South Africa is experiencing a rise in malaria cases in the endemic provinces and Gauteng. The National Institute of Communicable Diseases says there have been a number of severe cases due to late detection.
“Undiagnosed and untreated malaria rapidly progresses to severe illness, with a potentially fatal outcome,” the NICD says in a statement.
It says anyone with fever and flu-like illness, who has travelled to malaria-risk areas of Limpopo, KwaZulu-Natal and Mpumalanga in the last six weeks, must test for malaria.
Recent heavy rains and more people travelling during the recent Easter holidays possibly caused the rise in cases.
Let your doctor know of travel to malaria-risk areas
“(They) must be tested for malaria by blood smear microscopy or malaria rapid diagnostic test. If they test positive for malaria, the patient must start on malaria treatment immediately.”
Malaria is a potentially life-threatening disease. The blood parasites of the genus Plasmodium cause it. It is transmitted by the bites of infected mosquitoes. In the human body, the parasites first multiply in the liver and then infect the red blood cells.
Malaria major cause of death from communicable diseases
Patients must inform their healthcare provider of their recent travel, particularly to neighbouring countries and malaria-risk areas in South Africa.
Globally, malaria is one of the six major causes of death from communicable diseases. 90% of the world’s approximately 440 000 annual malaria deaths occur in Africa. In the last few years, (2015-2019) South Africa has had between about 10 000 and 30 000 notified cases of malaria per year. The National Department of Health planned to eliminate it (i.e. no local transmission) by 2023.

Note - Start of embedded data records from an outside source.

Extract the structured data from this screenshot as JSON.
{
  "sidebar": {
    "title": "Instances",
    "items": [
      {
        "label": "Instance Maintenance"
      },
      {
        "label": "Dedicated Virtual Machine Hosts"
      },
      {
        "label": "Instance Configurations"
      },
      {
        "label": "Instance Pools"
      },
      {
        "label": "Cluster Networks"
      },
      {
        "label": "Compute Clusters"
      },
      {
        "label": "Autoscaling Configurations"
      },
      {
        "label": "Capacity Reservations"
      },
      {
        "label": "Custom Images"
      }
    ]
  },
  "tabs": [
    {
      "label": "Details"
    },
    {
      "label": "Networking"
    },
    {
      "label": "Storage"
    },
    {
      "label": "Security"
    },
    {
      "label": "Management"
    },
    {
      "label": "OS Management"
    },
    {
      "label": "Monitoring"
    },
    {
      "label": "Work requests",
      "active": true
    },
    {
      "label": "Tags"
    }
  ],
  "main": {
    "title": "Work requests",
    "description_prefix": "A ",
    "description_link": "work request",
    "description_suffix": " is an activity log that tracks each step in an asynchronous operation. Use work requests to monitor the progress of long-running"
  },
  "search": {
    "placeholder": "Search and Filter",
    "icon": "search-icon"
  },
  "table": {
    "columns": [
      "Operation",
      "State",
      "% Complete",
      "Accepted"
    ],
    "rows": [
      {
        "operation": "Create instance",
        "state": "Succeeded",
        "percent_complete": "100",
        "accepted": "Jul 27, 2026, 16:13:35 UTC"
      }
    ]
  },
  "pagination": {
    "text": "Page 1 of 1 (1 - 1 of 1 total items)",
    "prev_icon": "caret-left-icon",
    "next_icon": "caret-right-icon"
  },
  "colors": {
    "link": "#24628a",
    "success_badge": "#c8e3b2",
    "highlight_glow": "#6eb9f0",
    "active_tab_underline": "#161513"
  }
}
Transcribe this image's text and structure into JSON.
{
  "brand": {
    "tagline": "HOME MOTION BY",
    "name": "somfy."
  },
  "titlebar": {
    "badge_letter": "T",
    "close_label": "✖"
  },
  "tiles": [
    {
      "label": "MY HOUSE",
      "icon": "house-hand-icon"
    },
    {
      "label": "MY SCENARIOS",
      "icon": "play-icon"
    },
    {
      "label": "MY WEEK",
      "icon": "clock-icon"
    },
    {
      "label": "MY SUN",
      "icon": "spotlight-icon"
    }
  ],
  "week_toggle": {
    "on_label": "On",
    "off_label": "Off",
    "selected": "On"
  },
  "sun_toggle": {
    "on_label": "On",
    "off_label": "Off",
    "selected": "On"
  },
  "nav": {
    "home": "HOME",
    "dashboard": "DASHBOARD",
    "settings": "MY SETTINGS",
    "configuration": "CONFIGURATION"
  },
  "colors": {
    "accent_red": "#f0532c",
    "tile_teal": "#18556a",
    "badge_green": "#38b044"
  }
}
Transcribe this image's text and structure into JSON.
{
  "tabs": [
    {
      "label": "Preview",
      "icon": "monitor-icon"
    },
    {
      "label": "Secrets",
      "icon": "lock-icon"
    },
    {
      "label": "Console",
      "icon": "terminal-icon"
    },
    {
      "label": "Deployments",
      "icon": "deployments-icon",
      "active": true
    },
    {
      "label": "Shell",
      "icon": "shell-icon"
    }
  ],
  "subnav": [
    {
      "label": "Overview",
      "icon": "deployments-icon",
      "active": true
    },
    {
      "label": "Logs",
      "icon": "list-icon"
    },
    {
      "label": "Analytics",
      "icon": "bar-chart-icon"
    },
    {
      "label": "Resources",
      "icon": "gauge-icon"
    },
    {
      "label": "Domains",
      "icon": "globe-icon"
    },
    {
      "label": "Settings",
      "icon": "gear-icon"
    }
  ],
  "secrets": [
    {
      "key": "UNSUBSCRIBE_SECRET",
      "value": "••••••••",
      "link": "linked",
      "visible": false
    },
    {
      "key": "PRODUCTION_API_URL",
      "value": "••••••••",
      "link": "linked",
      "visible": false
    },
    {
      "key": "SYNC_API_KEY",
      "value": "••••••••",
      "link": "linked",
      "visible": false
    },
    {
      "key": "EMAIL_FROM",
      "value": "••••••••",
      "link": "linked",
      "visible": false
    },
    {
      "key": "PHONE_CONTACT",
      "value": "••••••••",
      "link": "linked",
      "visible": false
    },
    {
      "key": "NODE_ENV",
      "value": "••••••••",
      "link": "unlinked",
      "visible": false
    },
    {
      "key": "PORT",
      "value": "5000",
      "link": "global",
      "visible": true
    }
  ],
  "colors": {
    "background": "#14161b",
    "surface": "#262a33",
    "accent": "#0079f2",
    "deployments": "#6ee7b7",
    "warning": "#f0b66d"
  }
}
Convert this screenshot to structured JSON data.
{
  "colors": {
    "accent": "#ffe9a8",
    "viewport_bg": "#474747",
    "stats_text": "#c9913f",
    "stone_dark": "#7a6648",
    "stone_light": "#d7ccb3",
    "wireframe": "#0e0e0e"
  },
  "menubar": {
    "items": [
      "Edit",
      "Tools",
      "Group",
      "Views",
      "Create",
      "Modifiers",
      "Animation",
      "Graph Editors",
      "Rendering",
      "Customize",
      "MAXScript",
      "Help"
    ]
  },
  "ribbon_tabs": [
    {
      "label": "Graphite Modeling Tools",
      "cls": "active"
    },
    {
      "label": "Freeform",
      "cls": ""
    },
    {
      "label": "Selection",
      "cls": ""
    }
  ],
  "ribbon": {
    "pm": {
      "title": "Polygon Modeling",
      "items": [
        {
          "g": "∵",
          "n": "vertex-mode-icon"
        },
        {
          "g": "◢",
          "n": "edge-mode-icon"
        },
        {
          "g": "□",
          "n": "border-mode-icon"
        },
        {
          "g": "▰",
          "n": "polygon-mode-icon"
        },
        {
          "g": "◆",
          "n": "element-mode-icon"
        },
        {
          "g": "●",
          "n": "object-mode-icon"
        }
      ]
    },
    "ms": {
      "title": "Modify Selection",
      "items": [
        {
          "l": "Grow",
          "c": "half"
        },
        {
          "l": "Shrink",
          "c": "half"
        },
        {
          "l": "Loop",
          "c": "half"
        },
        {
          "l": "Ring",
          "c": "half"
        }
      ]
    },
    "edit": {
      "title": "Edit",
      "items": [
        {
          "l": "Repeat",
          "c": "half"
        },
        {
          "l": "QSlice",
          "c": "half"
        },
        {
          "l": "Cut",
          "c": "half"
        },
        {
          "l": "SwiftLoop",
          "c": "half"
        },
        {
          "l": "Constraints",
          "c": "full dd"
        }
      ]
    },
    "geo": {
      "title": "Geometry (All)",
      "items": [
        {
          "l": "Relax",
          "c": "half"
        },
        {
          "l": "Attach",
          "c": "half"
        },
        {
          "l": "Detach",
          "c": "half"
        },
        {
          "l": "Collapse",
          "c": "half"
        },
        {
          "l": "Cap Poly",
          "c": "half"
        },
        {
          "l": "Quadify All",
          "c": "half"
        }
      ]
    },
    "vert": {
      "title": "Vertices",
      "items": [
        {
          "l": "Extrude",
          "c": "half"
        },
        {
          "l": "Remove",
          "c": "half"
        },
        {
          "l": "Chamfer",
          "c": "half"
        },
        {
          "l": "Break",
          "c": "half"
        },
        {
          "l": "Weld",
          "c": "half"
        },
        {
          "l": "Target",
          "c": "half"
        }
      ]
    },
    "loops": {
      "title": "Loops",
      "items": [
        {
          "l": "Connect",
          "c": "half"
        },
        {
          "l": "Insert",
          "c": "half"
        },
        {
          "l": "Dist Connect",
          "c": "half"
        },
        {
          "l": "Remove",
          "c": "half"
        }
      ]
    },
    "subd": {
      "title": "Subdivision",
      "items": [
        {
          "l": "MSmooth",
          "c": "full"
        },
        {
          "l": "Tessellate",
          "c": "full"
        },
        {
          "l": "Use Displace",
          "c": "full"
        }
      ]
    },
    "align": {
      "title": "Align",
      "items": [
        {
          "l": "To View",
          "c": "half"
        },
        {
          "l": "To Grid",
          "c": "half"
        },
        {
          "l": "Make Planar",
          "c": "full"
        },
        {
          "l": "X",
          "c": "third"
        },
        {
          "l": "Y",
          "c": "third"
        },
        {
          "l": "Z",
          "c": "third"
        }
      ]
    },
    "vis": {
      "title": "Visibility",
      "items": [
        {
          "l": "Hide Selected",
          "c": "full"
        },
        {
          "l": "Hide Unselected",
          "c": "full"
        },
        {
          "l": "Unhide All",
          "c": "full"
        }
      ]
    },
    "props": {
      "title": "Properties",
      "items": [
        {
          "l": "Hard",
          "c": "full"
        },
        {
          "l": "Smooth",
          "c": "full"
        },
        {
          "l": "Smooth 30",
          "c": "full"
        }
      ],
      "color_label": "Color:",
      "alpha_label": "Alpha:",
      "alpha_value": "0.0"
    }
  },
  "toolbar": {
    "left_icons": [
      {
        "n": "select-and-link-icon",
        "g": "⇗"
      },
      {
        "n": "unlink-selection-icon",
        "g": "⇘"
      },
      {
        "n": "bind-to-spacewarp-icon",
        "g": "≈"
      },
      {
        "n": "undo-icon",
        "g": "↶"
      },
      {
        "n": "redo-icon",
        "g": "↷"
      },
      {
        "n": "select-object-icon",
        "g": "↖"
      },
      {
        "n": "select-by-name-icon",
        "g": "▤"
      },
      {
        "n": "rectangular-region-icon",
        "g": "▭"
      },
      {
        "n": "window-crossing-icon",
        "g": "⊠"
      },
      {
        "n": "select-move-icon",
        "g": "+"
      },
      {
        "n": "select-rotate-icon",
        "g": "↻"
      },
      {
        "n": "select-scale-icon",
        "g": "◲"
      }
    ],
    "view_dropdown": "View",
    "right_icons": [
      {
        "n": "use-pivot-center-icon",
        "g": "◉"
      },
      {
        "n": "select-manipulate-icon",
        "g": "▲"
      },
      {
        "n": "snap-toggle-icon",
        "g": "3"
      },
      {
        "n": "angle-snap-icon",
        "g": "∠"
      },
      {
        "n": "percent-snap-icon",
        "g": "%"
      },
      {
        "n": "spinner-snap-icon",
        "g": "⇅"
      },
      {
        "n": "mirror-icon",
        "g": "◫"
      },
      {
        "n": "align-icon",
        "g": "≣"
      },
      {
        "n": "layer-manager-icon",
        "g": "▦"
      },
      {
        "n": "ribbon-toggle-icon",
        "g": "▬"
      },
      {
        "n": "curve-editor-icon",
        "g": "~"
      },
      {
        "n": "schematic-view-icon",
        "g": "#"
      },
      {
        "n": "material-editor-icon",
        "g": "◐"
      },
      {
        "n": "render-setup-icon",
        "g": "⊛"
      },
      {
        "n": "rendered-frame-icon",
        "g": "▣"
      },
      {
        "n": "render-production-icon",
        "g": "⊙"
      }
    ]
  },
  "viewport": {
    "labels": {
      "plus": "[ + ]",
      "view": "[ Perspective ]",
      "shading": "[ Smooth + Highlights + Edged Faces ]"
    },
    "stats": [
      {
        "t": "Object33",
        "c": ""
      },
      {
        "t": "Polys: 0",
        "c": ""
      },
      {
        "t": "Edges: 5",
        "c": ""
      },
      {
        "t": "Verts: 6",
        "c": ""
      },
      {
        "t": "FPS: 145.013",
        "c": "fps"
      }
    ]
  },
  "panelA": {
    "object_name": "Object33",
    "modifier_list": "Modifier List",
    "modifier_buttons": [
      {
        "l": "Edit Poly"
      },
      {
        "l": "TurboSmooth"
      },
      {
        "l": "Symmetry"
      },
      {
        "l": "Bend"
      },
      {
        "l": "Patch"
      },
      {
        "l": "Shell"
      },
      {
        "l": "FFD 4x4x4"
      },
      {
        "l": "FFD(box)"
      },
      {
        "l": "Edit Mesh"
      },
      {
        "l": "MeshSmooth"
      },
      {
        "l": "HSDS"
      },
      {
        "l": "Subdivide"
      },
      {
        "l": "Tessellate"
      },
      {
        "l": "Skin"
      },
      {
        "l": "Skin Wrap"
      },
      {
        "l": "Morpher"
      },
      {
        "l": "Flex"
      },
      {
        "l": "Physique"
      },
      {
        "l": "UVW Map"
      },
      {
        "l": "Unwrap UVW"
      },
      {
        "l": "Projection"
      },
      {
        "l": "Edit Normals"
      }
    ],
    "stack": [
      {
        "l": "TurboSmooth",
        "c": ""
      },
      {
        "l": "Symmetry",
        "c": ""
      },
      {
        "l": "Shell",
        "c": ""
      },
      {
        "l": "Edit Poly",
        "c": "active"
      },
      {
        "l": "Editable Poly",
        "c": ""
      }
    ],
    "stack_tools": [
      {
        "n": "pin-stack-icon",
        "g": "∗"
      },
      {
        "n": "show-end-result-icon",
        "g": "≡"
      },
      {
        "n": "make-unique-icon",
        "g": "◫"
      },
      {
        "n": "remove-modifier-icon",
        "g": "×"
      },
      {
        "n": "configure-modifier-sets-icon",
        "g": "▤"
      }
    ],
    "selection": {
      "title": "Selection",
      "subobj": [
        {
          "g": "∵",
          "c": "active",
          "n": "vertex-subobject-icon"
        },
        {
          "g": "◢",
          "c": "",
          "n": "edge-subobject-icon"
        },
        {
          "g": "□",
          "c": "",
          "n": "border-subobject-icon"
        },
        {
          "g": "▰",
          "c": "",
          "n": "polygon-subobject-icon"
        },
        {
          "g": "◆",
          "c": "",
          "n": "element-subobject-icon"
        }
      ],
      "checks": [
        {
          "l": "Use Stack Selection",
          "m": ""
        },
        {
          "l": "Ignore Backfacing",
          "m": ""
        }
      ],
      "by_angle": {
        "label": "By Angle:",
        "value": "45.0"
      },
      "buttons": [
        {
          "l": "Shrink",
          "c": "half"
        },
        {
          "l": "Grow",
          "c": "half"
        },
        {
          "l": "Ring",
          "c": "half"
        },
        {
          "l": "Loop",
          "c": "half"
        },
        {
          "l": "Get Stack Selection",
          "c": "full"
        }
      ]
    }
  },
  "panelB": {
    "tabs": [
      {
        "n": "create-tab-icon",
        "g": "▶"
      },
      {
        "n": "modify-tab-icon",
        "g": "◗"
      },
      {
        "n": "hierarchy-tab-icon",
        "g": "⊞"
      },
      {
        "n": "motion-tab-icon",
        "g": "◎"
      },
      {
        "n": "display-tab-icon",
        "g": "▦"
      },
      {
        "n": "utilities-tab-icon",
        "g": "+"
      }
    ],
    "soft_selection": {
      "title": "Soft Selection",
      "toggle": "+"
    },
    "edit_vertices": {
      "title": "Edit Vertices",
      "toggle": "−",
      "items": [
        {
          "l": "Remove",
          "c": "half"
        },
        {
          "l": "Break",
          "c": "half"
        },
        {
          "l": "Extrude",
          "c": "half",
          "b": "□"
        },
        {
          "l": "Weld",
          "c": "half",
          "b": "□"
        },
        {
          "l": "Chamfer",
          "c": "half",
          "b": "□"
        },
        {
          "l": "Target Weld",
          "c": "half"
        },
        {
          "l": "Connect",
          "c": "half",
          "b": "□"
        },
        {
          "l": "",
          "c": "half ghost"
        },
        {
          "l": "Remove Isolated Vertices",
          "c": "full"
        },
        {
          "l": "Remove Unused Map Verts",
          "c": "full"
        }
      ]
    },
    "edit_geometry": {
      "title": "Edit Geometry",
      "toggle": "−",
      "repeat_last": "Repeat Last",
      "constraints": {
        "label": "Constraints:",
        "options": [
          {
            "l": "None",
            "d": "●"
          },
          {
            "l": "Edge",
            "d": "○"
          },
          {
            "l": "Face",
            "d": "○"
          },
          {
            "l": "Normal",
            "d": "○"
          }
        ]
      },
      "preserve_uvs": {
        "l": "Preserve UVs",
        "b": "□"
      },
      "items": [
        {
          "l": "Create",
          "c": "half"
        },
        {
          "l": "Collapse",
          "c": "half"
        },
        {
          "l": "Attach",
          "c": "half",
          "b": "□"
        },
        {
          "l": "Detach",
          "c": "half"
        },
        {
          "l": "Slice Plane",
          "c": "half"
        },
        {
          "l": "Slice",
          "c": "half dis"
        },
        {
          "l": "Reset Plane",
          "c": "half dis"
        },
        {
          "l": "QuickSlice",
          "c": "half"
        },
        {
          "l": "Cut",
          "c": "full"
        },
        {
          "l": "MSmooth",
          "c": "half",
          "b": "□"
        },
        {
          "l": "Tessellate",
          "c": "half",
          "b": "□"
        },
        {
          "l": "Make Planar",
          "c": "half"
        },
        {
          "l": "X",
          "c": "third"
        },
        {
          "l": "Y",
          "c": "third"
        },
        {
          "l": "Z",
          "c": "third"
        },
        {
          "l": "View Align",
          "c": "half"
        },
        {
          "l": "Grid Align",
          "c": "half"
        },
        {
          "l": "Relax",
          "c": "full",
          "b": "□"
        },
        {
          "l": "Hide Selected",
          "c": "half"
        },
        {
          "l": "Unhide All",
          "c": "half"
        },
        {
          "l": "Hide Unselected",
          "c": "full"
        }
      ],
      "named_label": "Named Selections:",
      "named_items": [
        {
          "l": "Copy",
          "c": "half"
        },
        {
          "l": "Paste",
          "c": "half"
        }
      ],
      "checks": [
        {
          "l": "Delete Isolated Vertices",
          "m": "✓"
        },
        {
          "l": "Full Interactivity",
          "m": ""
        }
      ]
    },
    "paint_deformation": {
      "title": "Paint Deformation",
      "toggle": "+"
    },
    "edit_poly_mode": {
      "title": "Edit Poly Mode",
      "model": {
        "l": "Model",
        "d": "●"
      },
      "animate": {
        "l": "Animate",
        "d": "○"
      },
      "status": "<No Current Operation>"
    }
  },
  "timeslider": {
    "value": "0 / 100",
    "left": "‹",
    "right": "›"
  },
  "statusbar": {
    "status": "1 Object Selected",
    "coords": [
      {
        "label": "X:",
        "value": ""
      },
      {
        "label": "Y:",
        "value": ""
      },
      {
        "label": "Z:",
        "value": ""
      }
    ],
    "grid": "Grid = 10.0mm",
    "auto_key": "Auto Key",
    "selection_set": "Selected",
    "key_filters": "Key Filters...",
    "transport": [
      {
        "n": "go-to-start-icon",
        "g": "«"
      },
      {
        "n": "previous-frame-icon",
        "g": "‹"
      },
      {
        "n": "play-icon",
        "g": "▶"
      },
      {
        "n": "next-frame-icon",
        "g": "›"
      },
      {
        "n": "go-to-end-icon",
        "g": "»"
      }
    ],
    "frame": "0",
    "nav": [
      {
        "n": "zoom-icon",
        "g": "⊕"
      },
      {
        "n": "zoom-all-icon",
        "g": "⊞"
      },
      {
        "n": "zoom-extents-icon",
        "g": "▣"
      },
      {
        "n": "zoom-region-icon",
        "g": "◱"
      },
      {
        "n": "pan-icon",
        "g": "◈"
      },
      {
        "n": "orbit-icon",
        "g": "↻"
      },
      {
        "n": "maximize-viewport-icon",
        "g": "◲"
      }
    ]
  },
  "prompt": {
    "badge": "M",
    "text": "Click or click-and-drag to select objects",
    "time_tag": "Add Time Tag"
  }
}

However, there are increasing problems with the importation of malaria cases, vector control spraying programme delivery, vector insecticide resistance, and many health provision challenges that stand in the way of this objective. – Health-e News